* _Records to process_:
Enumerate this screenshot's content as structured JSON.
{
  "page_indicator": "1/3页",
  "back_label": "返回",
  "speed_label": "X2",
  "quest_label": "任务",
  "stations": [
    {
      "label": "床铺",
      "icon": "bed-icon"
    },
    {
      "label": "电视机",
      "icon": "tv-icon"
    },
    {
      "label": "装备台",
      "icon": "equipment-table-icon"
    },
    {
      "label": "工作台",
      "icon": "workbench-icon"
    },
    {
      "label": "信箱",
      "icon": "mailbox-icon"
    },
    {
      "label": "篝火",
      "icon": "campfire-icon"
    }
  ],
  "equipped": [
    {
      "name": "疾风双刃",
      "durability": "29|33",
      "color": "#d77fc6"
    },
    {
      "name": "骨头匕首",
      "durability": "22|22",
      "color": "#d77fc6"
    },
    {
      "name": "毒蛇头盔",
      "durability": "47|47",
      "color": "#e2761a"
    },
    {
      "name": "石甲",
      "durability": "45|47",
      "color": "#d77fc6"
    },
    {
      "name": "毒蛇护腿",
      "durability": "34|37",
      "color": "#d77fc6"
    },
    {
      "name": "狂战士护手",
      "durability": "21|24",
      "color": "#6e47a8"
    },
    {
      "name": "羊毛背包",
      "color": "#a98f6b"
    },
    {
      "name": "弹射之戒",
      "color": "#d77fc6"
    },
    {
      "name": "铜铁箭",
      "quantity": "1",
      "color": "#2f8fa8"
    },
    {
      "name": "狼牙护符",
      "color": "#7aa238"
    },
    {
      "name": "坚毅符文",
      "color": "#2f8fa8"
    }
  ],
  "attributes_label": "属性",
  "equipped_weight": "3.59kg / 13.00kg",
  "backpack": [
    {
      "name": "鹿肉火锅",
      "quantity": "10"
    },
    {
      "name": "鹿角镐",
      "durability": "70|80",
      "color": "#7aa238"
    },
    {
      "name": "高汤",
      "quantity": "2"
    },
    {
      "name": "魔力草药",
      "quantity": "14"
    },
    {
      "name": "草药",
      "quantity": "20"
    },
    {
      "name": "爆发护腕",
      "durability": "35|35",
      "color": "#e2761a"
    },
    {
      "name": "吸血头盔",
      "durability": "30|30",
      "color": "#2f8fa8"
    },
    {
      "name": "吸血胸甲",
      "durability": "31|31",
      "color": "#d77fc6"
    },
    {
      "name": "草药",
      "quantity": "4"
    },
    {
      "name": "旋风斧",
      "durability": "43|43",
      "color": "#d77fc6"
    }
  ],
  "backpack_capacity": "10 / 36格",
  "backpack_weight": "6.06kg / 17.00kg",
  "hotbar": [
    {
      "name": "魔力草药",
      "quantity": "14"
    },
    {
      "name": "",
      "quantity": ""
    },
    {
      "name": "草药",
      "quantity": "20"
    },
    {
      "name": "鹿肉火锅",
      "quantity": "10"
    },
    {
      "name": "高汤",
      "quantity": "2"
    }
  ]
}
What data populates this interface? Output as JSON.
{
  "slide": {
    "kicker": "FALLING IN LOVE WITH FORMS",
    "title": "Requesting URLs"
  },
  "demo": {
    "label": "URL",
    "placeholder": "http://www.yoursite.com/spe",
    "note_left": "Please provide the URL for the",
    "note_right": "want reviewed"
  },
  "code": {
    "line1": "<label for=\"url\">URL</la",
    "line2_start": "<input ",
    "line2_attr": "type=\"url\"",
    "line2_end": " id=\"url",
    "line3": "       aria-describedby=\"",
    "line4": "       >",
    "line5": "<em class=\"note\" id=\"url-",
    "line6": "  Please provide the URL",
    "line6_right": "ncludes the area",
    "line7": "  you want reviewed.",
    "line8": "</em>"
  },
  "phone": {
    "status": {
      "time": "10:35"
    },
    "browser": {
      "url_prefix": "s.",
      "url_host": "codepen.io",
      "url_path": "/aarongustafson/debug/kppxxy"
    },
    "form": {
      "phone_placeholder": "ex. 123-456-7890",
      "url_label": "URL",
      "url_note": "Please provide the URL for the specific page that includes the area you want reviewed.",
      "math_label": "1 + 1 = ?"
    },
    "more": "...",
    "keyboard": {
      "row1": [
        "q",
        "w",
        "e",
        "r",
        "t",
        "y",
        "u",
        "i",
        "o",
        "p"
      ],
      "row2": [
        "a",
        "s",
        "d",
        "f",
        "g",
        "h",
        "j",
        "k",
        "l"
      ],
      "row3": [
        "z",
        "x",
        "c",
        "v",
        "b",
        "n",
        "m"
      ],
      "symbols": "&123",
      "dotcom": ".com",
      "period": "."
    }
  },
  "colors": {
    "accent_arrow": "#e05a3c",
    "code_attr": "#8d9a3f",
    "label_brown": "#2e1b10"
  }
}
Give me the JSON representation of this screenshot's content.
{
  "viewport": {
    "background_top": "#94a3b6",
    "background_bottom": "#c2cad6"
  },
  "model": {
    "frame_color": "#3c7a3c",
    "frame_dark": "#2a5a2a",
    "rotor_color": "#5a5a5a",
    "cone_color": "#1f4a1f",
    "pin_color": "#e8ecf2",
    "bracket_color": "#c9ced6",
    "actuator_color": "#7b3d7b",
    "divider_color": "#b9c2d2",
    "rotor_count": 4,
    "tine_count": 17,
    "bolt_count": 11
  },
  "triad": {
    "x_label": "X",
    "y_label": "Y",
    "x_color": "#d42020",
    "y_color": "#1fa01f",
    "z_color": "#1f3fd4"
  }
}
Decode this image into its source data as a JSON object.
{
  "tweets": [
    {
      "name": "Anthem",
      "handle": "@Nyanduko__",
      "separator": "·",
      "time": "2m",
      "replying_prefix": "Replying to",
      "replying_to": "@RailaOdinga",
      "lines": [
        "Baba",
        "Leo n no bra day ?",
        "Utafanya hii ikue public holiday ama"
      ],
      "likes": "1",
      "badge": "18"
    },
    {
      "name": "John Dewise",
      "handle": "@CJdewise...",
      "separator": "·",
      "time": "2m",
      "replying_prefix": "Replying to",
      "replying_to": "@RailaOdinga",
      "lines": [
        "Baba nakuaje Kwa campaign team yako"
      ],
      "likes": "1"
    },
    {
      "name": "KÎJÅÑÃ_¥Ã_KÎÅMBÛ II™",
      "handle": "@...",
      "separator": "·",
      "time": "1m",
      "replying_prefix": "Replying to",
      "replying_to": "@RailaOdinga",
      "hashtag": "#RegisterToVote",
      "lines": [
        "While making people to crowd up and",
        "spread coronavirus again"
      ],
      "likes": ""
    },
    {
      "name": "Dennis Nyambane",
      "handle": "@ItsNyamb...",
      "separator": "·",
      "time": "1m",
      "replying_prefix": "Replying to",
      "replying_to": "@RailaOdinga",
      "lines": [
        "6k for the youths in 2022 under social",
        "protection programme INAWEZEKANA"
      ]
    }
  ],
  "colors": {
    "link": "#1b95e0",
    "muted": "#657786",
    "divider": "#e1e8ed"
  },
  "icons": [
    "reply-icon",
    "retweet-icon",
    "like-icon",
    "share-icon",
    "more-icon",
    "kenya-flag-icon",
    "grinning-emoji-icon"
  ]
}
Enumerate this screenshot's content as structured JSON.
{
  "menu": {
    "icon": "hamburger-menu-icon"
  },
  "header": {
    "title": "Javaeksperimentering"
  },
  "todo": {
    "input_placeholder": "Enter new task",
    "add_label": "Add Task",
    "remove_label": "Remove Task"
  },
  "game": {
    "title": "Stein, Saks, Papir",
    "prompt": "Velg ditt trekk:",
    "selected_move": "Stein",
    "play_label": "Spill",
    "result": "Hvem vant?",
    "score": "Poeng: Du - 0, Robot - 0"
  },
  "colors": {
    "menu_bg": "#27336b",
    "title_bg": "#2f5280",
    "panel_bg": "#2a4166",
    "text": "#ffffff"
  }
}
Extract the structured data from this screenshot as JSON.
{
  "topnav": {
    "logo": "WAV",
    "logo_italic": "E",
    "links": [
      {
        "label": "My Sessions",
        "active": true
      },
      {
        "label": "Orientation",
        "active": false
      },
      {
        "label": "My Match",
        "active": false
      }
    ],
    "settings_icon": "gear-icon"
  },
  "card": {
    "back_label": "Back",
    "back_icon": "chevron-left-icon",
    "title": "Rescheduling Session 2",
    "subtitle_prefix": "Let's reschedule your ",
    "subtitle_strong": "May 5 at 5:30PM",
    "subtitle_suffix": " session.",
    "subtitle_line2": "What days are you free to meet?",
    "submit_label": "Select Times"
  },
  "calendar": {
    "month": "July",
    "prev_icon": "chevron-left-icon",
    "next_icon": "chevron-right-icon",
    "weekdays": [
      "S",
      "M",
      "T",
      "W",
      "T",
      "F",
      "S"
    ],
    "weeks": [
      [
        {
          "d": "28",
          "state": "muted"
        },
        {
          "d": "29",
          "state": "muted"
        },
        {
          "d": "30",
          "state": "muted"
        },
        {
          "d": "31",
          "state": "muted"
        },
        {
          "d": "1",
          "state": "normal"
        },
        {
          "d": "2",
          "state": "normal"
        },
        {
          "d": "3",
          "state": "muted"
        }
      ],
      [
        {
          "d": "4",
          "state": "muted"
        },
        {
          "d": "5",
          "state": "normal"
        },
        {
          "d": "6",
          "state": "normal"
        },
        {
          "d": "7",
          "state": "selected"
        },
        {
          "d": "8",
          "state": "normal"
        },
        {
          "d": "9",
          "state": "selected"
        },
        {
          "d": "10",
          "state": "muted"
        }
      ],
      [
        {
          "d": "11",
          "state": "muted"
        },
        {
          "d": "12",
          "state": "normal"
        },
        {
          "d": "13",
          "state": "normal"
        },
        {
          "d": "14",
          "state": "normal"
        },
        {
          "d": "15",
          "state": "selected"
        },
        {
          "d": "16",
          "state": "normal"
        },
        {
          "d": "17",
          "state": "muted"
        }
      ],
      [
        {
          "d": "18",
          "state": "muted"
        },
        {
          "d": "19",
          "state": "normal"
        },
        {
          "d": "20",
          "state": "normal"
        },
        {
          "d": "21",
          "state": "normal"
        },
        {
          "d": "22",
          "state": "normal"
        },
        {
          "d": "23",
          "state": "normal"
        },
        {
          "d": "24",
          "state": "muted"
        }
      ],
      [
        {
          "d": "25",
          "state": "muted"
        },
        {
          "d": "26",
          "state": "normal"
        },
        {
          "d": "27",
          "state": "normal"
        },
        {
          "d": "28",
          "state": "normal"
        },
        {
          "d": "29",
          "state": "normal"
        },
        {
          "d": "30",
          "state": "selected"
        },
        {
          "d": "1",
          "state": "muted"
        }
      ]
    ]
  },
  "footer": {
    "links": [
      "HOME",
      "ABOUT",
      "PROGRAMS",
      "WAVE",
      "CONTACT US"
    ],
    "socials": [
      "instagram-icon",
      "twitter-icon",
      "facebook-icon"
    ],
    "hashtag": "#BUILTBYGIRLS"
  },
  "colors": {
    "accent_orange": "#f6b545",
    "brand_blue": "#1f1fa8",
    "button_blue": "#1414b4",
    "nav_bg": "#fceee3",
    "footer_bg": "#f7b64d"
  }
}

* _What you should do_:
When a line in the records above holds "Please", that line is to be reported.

* _Solved exercise_:
    "note_left": "Please provide the URL for the",
    "line6": "  Please provide the URL",
      "url_note": "Please provide the URL for the specific page that includes the area you want reviewed.",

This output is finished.